Mr. Omargharib ultimately won his case. A federal appeals court agreed with the argument he had been making all along — that he should never have been subject to mandatory detention or deportation on the basis of his conviction. Yet this was scant consolation to Mr. Omargharib. By the time he was finally released in January 2014, a full 22 months after he was first taken into custody, he had nothing to go back to. His home was gone, and with it all of his possessions, including all of the photos he had of his deceased parents. His job — his “life’s work” — was gone too.
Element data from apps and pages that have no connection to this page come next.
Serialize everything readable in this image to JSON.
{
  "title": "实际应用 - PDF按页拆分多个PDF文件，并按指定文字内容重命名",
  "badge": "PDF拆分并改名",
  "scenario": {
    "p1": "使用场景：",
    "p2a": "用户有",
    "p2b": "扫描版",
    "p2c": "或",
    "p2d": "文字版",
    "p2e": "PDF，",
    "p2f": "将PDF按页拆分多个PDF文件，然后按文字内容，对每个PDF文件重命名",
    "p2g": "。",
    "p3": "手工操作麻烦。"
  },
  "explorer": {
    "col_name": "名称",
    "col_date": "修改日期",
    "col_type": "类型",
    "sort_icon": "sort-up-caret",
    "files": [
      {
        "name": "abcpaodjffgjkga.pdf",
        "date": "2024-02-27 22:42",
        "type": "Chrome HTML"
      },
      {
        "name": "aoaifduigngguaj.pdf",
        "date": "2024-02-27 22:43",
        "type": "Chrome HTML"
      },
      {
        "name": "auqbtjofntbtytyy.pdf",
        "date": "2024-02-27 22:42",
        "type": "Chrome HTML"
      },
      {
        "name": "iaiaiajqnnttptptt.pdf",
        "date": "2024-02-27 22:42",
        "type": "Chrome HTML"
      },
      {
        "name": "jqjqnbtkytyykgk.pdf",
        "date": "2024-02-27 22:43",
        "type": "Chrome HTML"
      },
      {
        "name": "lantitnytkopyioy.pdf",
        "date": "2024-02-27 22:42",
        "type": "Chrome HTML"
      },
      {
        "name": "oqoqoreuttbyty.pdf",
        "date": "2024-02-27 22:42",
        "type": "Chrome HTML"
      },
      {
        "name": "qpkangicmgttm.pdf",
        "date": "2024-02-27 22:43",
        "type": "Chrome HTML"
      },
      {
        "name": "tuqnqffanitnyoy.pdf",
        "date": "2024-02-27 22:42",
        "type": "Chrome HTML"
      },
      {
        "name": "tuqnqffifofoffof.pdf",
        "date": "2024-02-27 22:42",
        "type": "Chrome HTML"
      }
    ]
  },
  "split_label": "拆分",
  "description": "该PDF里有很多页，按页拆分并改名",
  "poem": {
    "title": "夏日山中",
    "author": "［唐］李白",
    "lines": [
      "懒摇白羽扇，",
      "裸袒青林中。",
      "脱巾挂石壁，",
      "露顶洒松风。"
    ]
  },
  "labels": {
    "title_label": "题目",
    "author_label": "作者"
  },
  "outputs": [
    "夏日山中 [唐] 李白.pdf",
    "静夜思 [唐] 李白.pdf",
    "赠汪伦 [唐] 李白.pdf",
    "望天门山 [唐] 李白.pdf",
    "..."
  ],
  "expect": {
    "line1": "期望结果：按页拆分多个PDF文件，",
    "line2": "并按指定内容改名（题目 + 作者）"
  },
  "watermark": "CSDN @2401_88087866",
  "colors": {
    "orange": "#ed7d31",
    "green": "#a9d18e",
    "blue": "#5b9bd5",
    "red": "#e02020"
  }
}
The staff at Piaf had changed and his clients had all left. “I lost everything,” said Mr. Omargharib. “This was my life, and it was taken from me.”
Today, he is still without a home and sleeping in a friend’s basement, struggling to find work due to his age and his conviction. “I don’t have anyone,” says Mr. Omargharib. “Only God and the people still advocating for me.” One of those advocates, his lawyer Steffanie Lewis, laments that things did not have to be this way. “If the laws had allowed for a bond hearing,” she says, “Mr. Omargharib would not be in the desperate situation he finds himself today.” He would likely have been released from detention and been able to keep his job and home while he fought his case. Indeed, in several states, courts have ruled that people who have been in mandatory detention for six months or longer are entitled to just such a bond hearing, so that they aren’t detained for a devastatingly long period of time.
Today, the Supreme Court has the opportunity in Jennings v. Rodriguez to expand this access to a bond hearing after six months of detention to the whole country. Doing so would ensure that people like Mr. Omargharib will get their day in court, and those who are determined by a judge to not be a danger to the community or a flight risk will be able to return home to their families. The alternative, as Ms. Lewis describes, is to preserve “the system that destroyed Mr. Omargharib and then discarded him without a means to get back on his feet.”
For Mr. Omargharib himself, what happened to him is still difficult to comprehend. “Everything is upside down, it doesn’t make sense. I’ve been in this country for a long time. I came here lawfully, I worked, I paid taxes, I did everything right…” All of his questions boil down to one.
“Why did this happen?” He wonders. “Why? Why? Why?”
*Sayed Omargharib’s story was authored by Rachel Levenson and Terry Ding of the Immigrant Rights Clinic (IRC) at the New York University School of Law and is featured in Prolonged Detention Stories, a joint project of the IRC and CIVIC.